- **Your assignment**:
Scan the listing below for the string "Exercise" and copy each line where it turns up.

- **Dataset entries**:
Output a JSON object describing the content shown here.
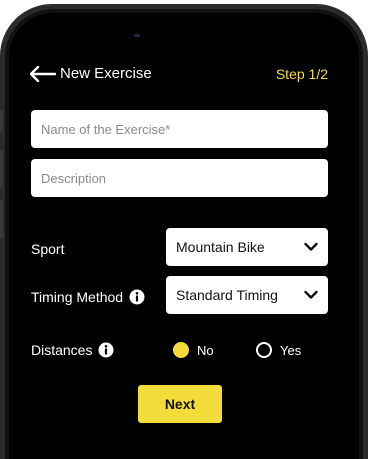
{
  "header": {
    "title": "New Exercise",
    "step": "Step 1/2"
  },
  "form": {
    "name_placeholder": "Name of the Exercise*",
    "description_placeholder": "Description",
    "sport": {
      "label": "Sport",
      "value": "Mountain Bike"
    },
    "timing_method": {
      "label": "Timing Method",
      "value": "Standard Timing"
    },
    "distances": {
      "label": "Distances",
      "options": [
        {
          "label": "No",
          "selected": true
        },
        {
          "label": "Yes",
          "selected": false
        }
      ]
    }
  },
  "actions": {
    "next_label": "Next"
  },
  "colors": {
    "accent": "#f4dd3a",
    "screen_background": "#000000",
    "field_background": "#ffffff"
  },
  "icons": {
    "back": "arrow-left-icon",
    "info": "info-icon",
    "dropdown": "chevron-down-icon"
  }
}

- **Result of the task**:
    "title": "New Exercise",
    "name_placeholder": "Name of the Exercise*",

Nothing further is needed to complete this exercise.